__Problem__: Print the data exactly as it is given, please.
----------
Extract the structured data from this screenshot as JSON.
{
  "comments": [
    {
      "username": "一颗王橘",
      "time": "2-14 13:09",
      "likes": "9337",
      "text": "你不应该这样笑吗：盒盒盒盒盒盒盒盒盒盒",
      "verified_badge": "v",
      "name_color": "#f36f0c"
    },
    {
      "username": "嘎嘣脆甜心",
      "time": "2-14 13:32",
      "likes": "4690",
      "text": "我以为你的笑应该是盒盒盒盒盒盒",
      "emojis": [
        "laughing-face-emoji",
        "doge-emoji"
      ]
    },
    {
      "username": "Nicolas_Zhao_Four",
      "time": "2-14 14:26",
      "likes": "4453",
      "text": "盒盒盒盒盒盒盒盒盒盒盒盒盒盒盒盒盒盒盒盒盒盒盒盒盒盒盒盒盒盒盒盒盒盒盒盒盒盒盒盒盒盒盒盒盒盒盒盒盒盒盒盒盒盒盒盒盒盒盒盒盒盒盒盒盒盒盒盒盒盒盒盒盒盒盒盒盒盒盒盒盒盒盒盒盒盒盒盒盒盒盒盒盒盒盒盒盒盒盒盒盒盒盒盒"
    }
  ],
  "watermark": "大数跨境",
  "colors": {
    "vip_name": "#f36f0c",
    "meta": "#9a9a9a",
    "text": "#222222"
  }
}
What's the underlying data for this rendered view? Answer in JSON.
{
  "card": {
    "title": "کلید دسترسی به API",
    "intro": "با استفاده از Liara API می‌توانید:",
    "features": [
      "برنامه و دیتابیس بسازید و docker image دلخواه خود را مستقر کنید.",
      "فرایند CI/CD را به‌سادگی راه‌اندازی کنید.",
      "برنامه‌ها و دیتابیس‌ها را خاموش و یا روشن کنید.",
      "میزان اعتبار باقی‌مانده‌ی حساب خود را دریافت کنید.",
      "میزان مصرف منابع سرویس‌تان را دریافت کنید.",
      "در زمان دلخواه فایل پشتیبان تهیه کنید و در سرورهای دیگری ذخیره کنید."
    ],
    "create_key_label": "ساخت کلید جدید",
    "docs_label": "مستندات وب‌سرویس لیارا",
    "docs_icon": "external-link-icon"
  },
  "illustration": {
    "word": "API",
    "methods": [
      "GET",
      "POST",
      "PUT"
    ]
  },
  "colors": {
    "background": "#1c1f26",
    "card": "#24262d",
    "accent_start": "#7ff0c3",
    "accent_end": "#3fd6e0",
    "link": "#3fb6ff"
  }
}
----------
__Response area__:
Extract the structured data from this screenshot as JSON.
{
  "comments": [
    {
      "username": "一颗王橘",
      "time": "2-14 13:09",
      "likes": "9337",
      "text": "你不应该这样笑吗：盒盒盒盒盒盒盒盒盒盒",
      "verified_badge": "v",
      "name_color": "#f36f0c"
    },
    {
      "username": "嘎嘣脆甜心",
      "time": "2-14 13:32",
      "likes": "4690",
      "text": "我以为你的笑应该是盒盒盒盒盒盒",
      "emojis": [
        "laughing-face-emoji",
        "doge-emoji"
      ]
    },
    {
      "username": "Nicolas_Zhao_Four",
      "time": "2-14 14:26",
      "likes": "4453",
      "text": "盒盒盒盒盒盒盒盒盒盒盒盒盒盒盒盒盒盒盒盒盒盒盒盒盒盒盒盒盒盒盒盒盒盒盒盒盒盒盒盒盒盒盒盒盒盒盒盒盒盒盒盒盒盒盒盒盒盒盒盒盒盒盒盒盒盒盒盒盒盒盒盒盒盒盒盒盒盒盒盒盒盒盒盒盒盒盒盒盒盒盒盒盒盒盒盒盒盒盒盒盒盒盒盒"
    }
  ],
  "watermark": "大数跨境",
  "colors": {
    "vip_name": "#f36f0c",
    "meta": "#9a9a9a",
    "text": "#222222"
  }
}
What's the underlying data for this rendered view? Answer in JSON.
{
  "card": {
    "title": "کلید دسترسی به API",
    "intro": "با استفاده از Liara API می‌توانید:",
    "features": [
      "برنامه و دیتابیس بسازید و docker image دلخواه خود را مستقر کنید.",
      "فرایند CI/CD را به‌سادگی راه‌اندازی کنید.",
      "برنامه‌ها و دیتابیس‌ها را خاموش و یا روشن کنید.",
      "میزان اعتبار باقی‌مانده‌ی حساب خود را دریافت کنید.",
      "میزان مصرف منابع سرویس‌تان را دریافت کنید.",
      "در زمان دلخواه فایل پشتیبان تهیه کنید و در سرورهای دیگری ذخیره کنید."
    ],
    "create_key_label": "ساخت کلید جدید",
    "docs_label": "مستندات وب‌سرویس لیارا",
    "docs_icon": "external-link-icon"
  },
  "illustration": {
    "word": "API",
    "methods": [
      "GET",
      "POST",
      "PUT"
    ]
  },
  "colors": {
    "background": "#1c1f26",
    "card": "#24262d",
    "accent_start": "#7ff0c3",
    "accent_end": "#3fd6e0",
    "link": "#3fb6ff"
  }
}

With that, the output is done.